There is one persuasive reason why Oklahoma City homeowners (and prospective homeowners) don’t hear much about the likelihood that a new “housing bubble” could be in the making.
For any Oklahoma City homeowner who’s had the comfort of watching their property’s value grow steadily for years, a mere mention of the words “housing bubble” can squelch the enthusiasm. Even though real estate is “real” in a way few investments can equal, there was the last decade’s property value nosedive. Momentarily, at least, it rained on residential real estate nearly everywhere.
“Housing bubble” was the derisive term that described the previous run-up in prices that subsequently “popped” when sellers could no longer find buyers.
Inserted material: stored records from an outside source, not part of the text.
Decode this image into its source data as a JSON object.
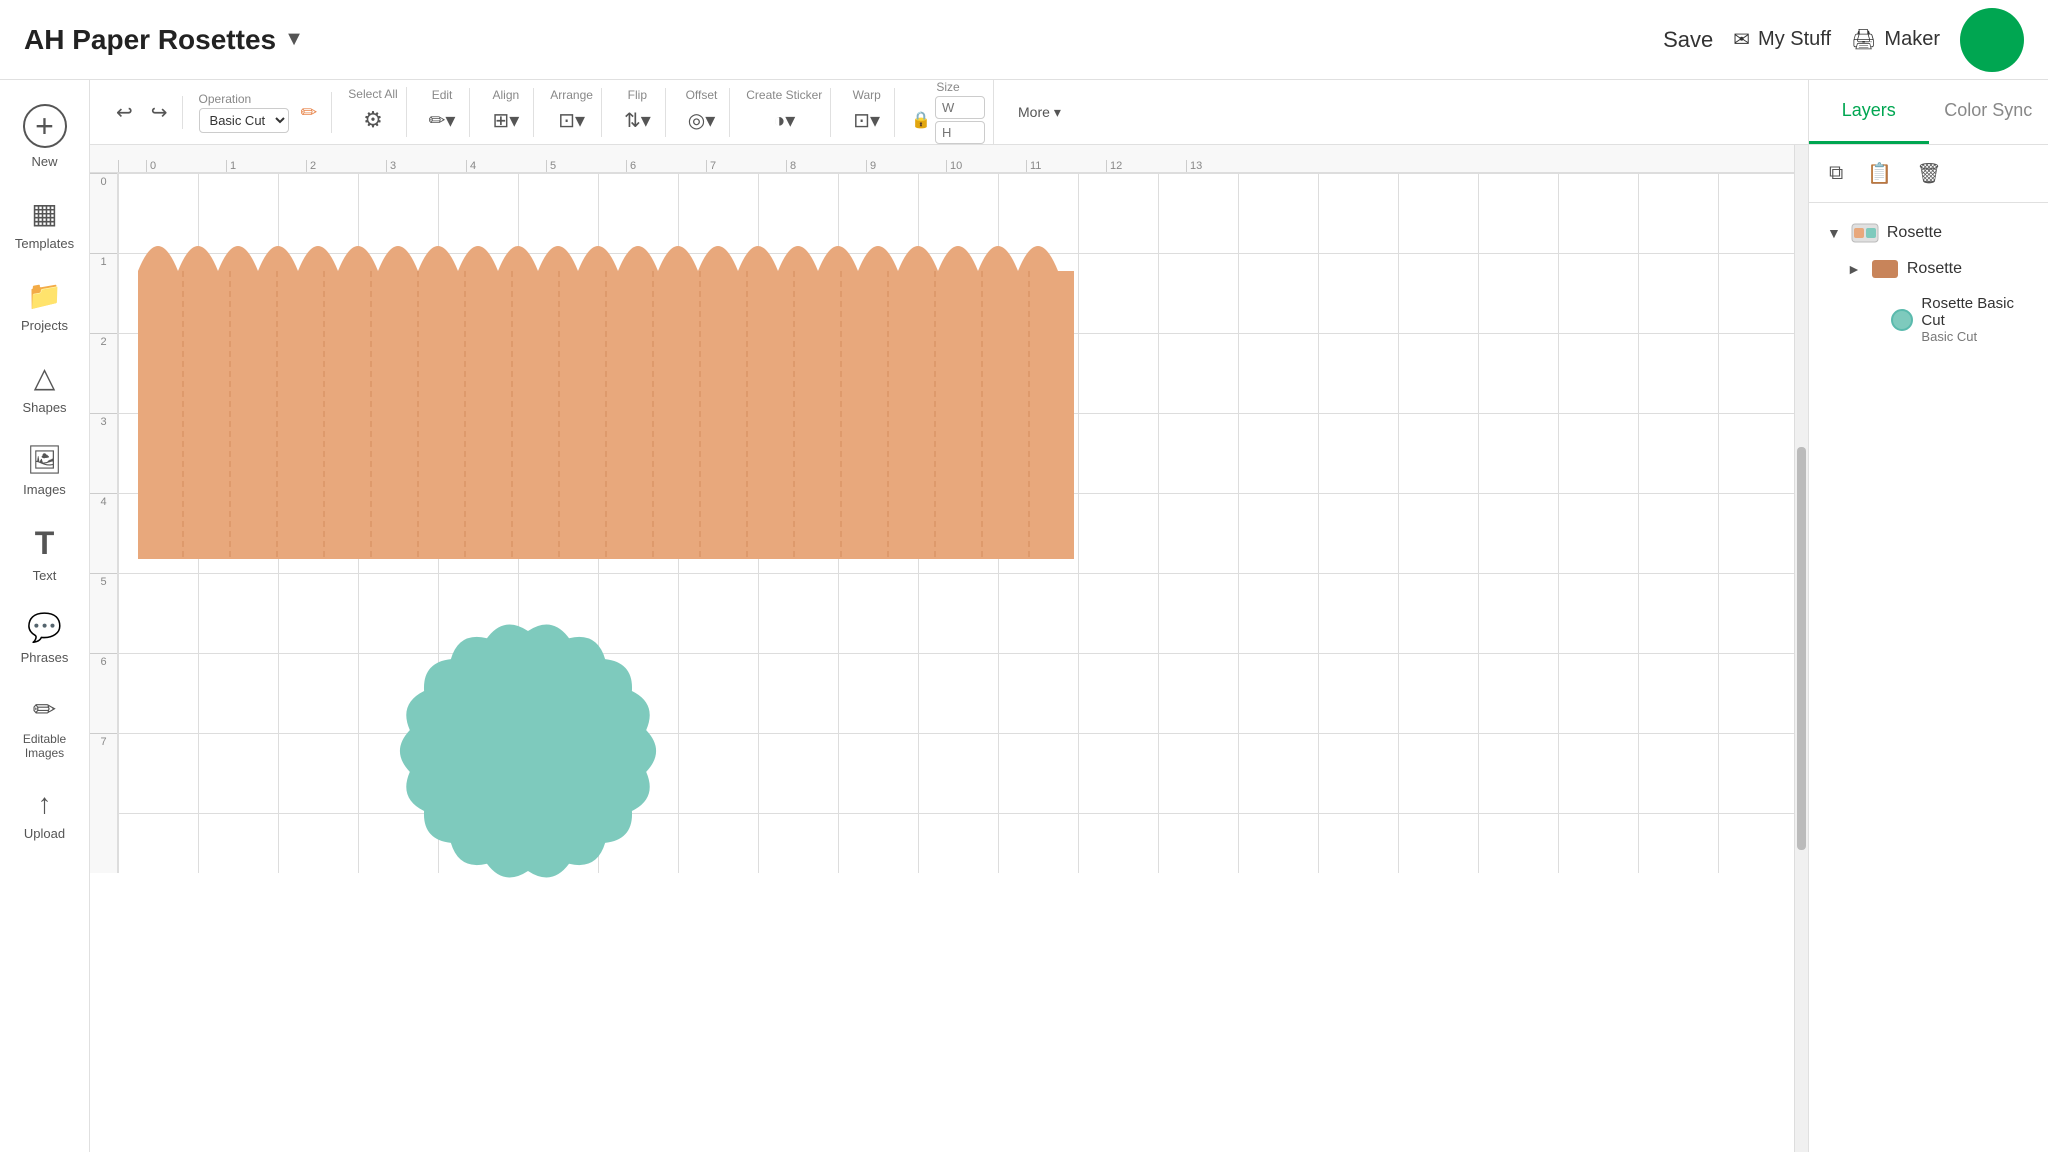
{
  "header": {
    "project_title": "AH Paper Rosettes",
    "save_label": "Save",
    "mystuff_label": "My Stuff",
    "maker_label": "Maker"
  },
  "sidebar": {
    "items": [
      {
        "id": "new",
        "label": "New",
        "icon": "+"
      },
      {
        "id": "templates",
        "label": "Templates",
        "icon": "▦"
      },
      {
        "id": "projects",
        "label": "Projects",
        "icon": "📁"
      },
      {
        "id": "shapes",
        "label": "Shapes",
        "icon": "△"
      },
      {
        "id": "images",
        "label": "Images",
        "icon": "🖼"
      },
      {
        "id": "text",
        "label": "Text",
        "icon": "T"
      },
      {
        "id": "phrases",
        "label": "Phrases",
        "icon": "💬"
      },
      {
        "id": "editable-images",
        "label": "Editable Images",
        "icon": "✏"
      },
      {
        "id": "upload",
        "label": "Upload",
        "icon": "↑"
      }
    ]
  },
  "toolbar": {
    "operation_label": "Operation",
    "operation_value": "Basic Cut",
    "select_all_label": "Select All",
    "edit_label": "Edit",
    "align_label": "Align",
    "arrange_label": "Arrange",
    "flip_label": "Flip",
    "offset_label": "Offset",
    "create_sticker_label": "Create Sticker",
    "warp_label": "Warp",
    "size_label": "Size",
    "size_w_placeholder": "W",
    "size_h_placeholder": "H",
    "more_label": "More"
  },
  "right_panel": {
    "tabs": [
      {
        "id": "layers",
        "label": "Layers",
        "active": true
      },
      {
        "id": "color-sync",
        "label": "Color Sync",
        "active": false
      }
    ],
    "layers": {
      "root": {
        "name": "Rosette",
        "children": [
          {
            "name": "Rosette",
            "thumb_color": "#c8845a",
            "children": [
              {
                "name": "Rosette Basic Cut",
                "color": "#7ecabd"
              }
            ]
          }
        ]
      }
    }
  },
  "ruler": {
    "top_marks": [
      "0",
      "1",
      "2",
      "3",
      "4",
      "5",
      "6",
      "7",
      "8",
      "9",
      "10",
      "11",
      "12",
      "13"
    ],
    "left_marks": [
      "0",
      "1",
      "2",
      "3",
      "4",
      "5",
      "6",
      "7"
    ]
  },
  "colors": {
    "accent": "#00a651",
    "rosette_strip": "#e8a87c",
    "rosette_circle": "#7ecabd",
    "header_border": "#e0e0e0"
  }
}
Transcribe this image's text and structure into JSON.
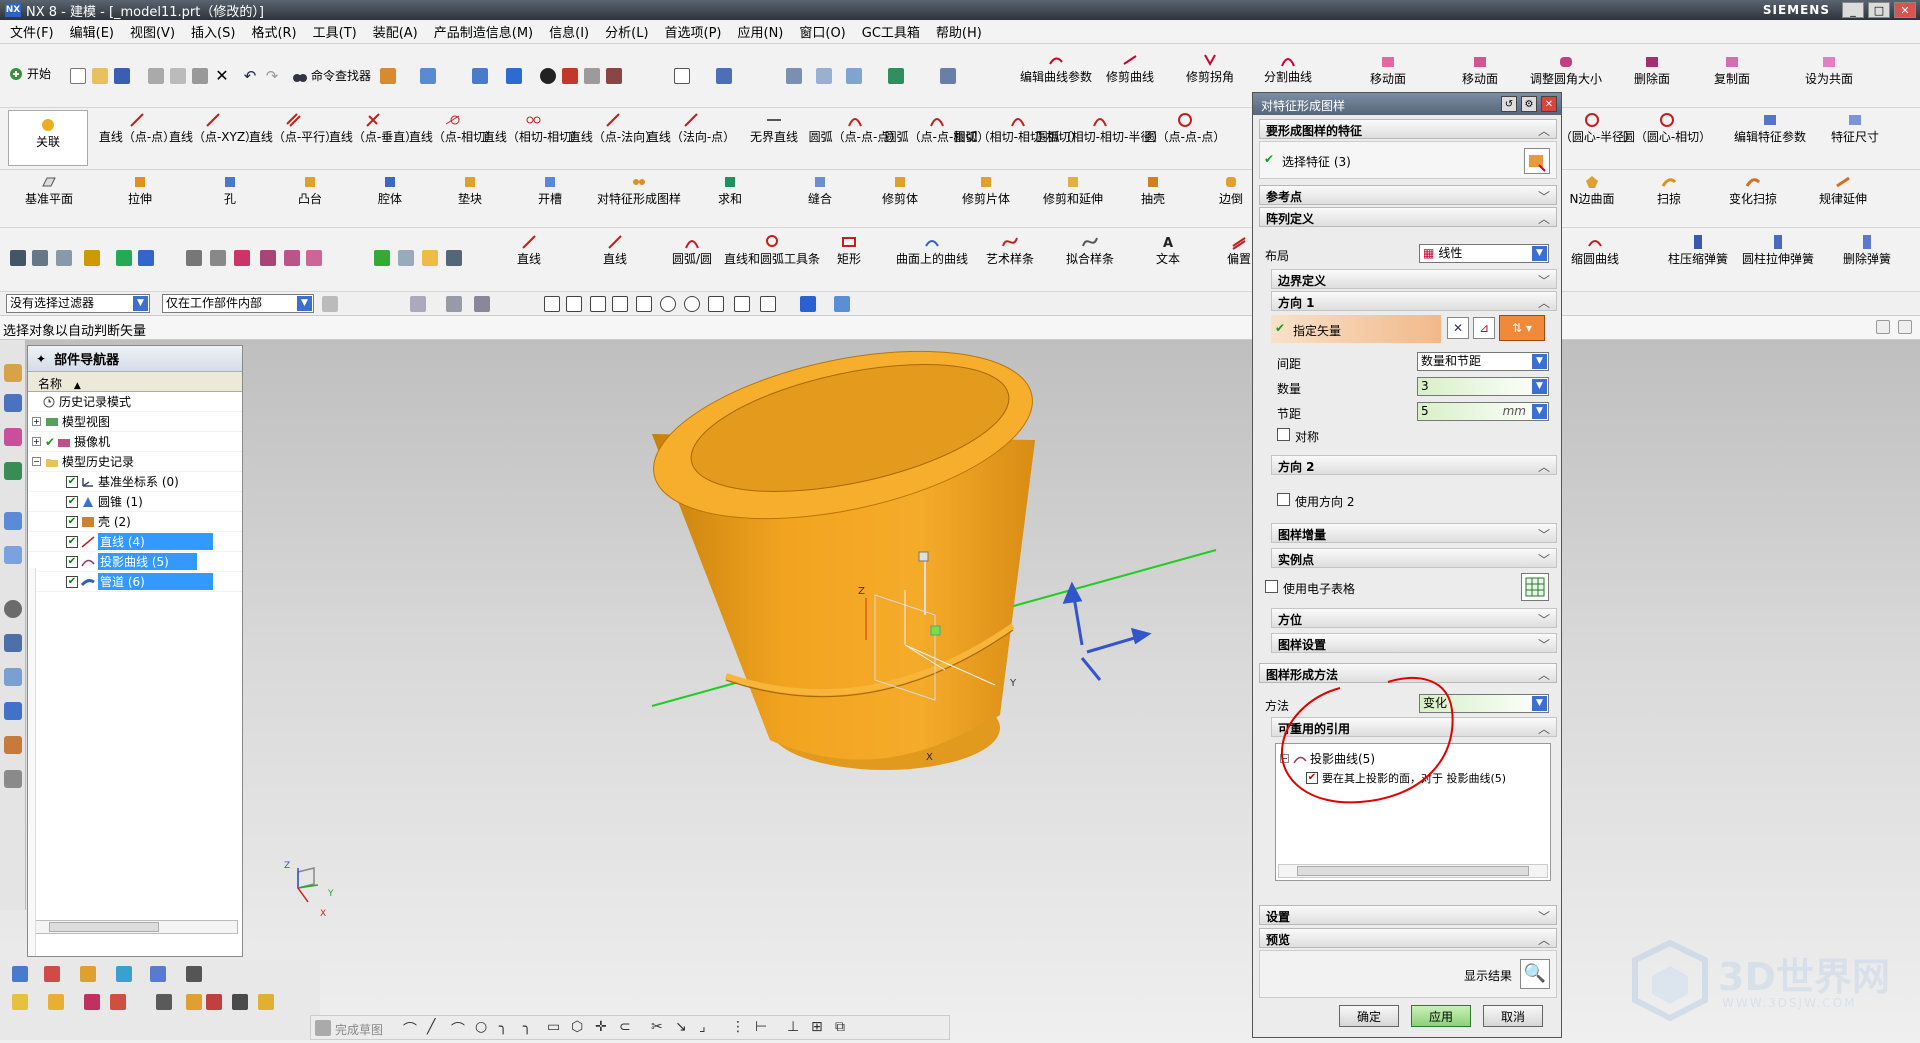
{
  "window": {
    "app_icon": "NX",
    "title": "NX 8 - 建模 - [_model11.prt（修改的）]",
    "brand": "SIEMENS",
    "controls": [
      "_",
      "□",
      "✕"
    ]
  },
  "menu": [
    "文件(F)",
    "编辑(E)",
    "视图(V)",
    "插入(S)",
    "格式(R)",
    "工具(T)",
    "装配(A)",
    "产品制造信息(M)",
    "信息(I)",
    "分析(L)",
    "首选项(P)",
    "应用(N)",
    "窗口(O)",
    "GC工具箱",
    "帮助(H)"
  ],
  "toolbar1": {
    "start": "开始",
    "finder": "命令查找器",
    "right": [
      "编辑曲线参数",
      "修剪曲线",
      "修剪拐角",
      "分割曲线",
      "移动面",
      "移动面",
      "调整圆角大小",
      "删除面",
      "复制面",
      "设为共面"
    ]
  },
  "toolbar2": [
    "关联",
    "直线（点-点）",
    "直线（点-XYZ）",
    "直线（点-平行）",
    "直线（点-垂直）",
    "直线（点-相切）",
    "直线（相切-相切）",
    "直线（点-法向）",
    "直线（法向-点）",
    "无界直线",
    "圆弧（点-点-点）",
    "圆弧（点-点-相切）",
    "圆弧（相切-相切-相切）",
    "圆弧（相切-相切-半径）",
    "圆（点-点-点）",
    "圆（圆心-半径）",
    "圆（圆心-相切）",
    "编辑特征参数",
    "特征尺寸"
  ],
  "toolbar3": [
    "基准平面",
    "拉伸",
    "孔",
    "凸台",
    "腔体",
    "垫块",
    "开槽",
    "对特征形成图样",
    "求和",
    "缝合",
    "修剪体",
    "修剪片体",
    "修剪和延伸",
    "抽壳",
    "边倒",
    "N边曲面",
    "扫掠",
    "变化扫掠",
    "规律延伸"
  ],
  "toolbar4": [
    "直线",
    "直线",
    "圆弧/圆",
    "直线和圆弧工具条",
    "矩形",
    "曲面上的曲线",
    "艺术样条",
    "拟合样条",
    "文本",
    "偏置",
    "缩圆曲线",
    "柱压缩弹簧",
    "圆柱拉伸弹簧",
    "删除弹簧"
  ],
  "selection": {
    "filter": "没有选择过滤器",
    "scope": "仅在工作部件内部"
  },
  "cue": "选择对象以自动判断矢量",
  "navigator": {
    "title": "部件导航器",
    "column": "名称",
    "rows": [
      {
        "label": "历史记录模式",
        "indent": 1,
        "checked": false,
        "selected": false
      },
      {
        "label": "模型视图",
        "indent": 0,
        "checked": false,
        "selected": false
      },
      {
        "label": "摄像机",
        "indent": 0,
        "checked": true,
        "selected": false
      },
      {
        "label": "模型历史记录",
        "indent": 0,
        "checked": false,
        "selected": false
      },
      {
        "label": "基准坐标系 (0)",
        "indent": 2,
        "checked": true,
        "selected": false
      },
      {
        "label": "圆锥 (1)",
        "indent": 2,
        "checked": true,
        "selected": false
      },
      {
        "label": "壳 (2)",
        "indent": 2,
        "checked": true,
        "selected": false
      },
      {
        "label": "直线 (4)",
        "indent": 2,
        "checked": true,
        "selected": true
      },
      {
        "label": "投影曲线 (5)",
        "indent": 2,
        "checked": true,
        "selected": true
      },
      {
        "label": "管道 (6)",
        "indent": 2,
        "checked": true,
        "selected": true
      }
    ]
  },
  "bottom": {
    "sketch_finish": "完成草图"
  },
  "dialog": {
    "title": "对特征形成图样",
    "sec_feature": "要形成图样的特征",
    "select_feature": "选择特征 (3)",
    "sec_ref": "参考点",
    "sec_array": "阵列定义",
    "layout_label": "布局",
    "layout_value": "线性",
    "sec_boundary": "边界定义",
    "sec_dir1": "方向 1",
    "specify_vector": "指定矢量",
    "spacing_label": "间距",
    "spacing_value": "数量和节距",
    "count_label": "数量",
    "count_value": "3",
    "pitch_label": "节距",
    "pitch_value": "5",
    "pitch_unit": "mm",
    "symmetric": "对称",
    "sec_dir2": "方向 2",
    "use_dir2": "使用方向 2",
    "sec_increment": "图样增量",
    "sec_instance": "实例点",
    "use_spreadsheet": "使用电子表格",
    "sec_orientation": "方位",
    "sec_pattern_settings": "图样设置",
    "sec_method": "图样形成方法",
    "method_label": "方法",
    "method_value": "变化",
    "sec_reuse": "可重用的引用",
    "tree_parent": "投影曲线(5)",
    "tree_child": "要在其上投影的面，对于 投影曲线(5)",
    "sec_settings": "设置",
    "sec_preview": "预览",
    "show_result": "显示结果",
    "ok": "确定",
    "apply": "应用",
    "cancel": "取消"
  },
  "watermark": {
    "text": "3D世界网",
    "url": "WWW.3DSJW.COM"
  },
  "colors": {
    "model": "#f0a020",
    "highlight": "#3399ff",
    "annotation": "#e00000",
    "axis_green": "#22cc22",
    "axis_blue": "#3355cc"
  }
}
A large part of the chaos was due to the home loan industry’s inability to finance mortgages at the previous valuations. In fact, for a while, even well-heeled buyers could scarcely find financing at any valuation.
In 2008, the bubble metaphor seemed especially apt because the “pop” came so abruptly. When things go south suddenly, it’s particularly unnerving. But today Oklahoma City homeowners can take comfort in at least one reason why today’s circumstances bear little resemblance to what happened ten years ago.
The Mortgage Bankers’ Association charts something called the “MCAI.” It’s a reliable measure of the availability of home loans, measured on a scale from 1 to 1,000. The higher the number, the easier it is for applicants to obtain home loans. A chart shows how, in the three years leading up to the height of the bubble, the MCAI traced an almost vertical line from 370 up to more than 850—which then nosedived to 100 in the following 20 months. You could almost hear the “pop.”
Looking at today’s much more comforting MCAI, it shows a shallow, nearly horizontal line extending from 100 to just 183. That’s what’s been happening over the last 10 years, from 2008 to today. No bubble on the horizon—it looks more like a stable foundation.
When credit is too easy to come by, true values can float upward without restraint—and the result is a “pop!” According to the Mortgage Bankers Association data, it looks like that lesson has been learned—and today’s Oklahoma City homeowners can breathe easier as a result.